my parents just bought a new house, and by new i mean old. in philadelphia, every house is old — many of which have not been renovated since the 60s. so the weekend before thanksgiving, i went up to philly to take care of some errands and, while there, to check out the house and paint the upstairs bedrooms for my parents.

not bad, right? wrong.

the new house has popcorn ceilings with… sparkles? in it. and both the downstairs as well as the back room upstairs have floor to ceiling mirrors which one can only assume is to ‘make the room look larger’. to me, it all makes the room look ‘horrible’. but such was the style back in the day (…i suppose).

there’s a slight problem, however: namely the fact that it’s now the future and such designs are way outdated, look bad, and worse yet are hard to change. painting the ceilings was not fun. first, the popcorn soaks up all the paint so you end up using far more than you would have used on a normal, flat surface. second, it falls apart on you. i know this too well. my brother and myself both had paint covered pieces of the ceiling fall off and into our mouths. (yes, it would have made sense to have a mask on, but we didn’t exactly have an OSHA approved setup.) the mirrors? they’re still up there. it would have cost too much money to have them removed, and then you have to worry about what’s behind those mirrors once you do take them down. beyond the cost to remove them, you may incur even more costs in fixing whatever is behind the mirrors. it’s not an agile design for the interior of a house.

much like designing a house, you may want to be careful when you are making design choices for your organization. you will be tempted to put a lot of processes in place and begin to adopt “industry best practices” from competitors in your marketplace. i say to exercise caution because the more processes you have, by definition, the less agile your organization is. processes reduce your ability to make changes, and therefore your ability to innovate.

don’t get me wrong—some processes are important. you do still need a ceiling, and you certainly need walls. before you go making choices, however, think about the future. are you making the same choices based on what everyone else sees as the newest fad, or trend? are you making decisions that are restricting your organization’s ability to adapt to changes? are you going to be stuck with popcorn on the ceiling that’s hard to change and mirrors on the walls that are expensive to get rid of?

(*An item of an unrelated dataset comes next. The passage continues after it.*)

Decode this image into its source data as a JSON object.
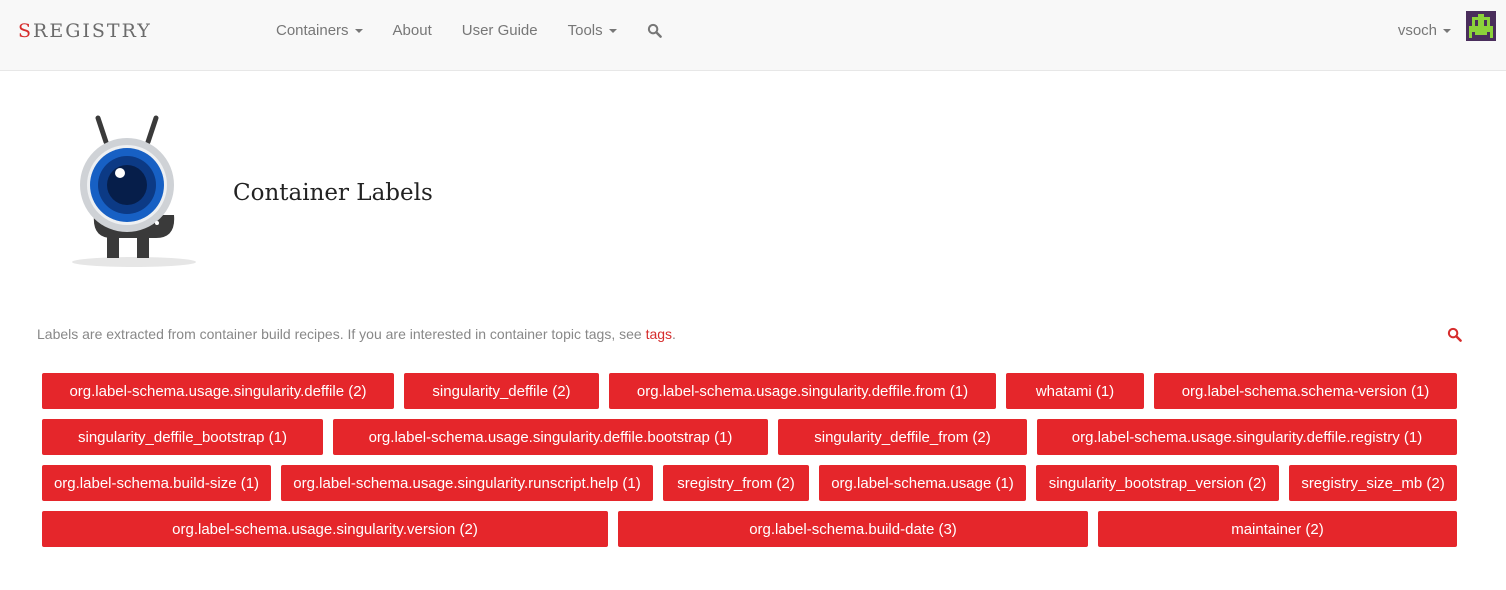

don’t let “this old house” turn into “this old organization.” always plan for the future.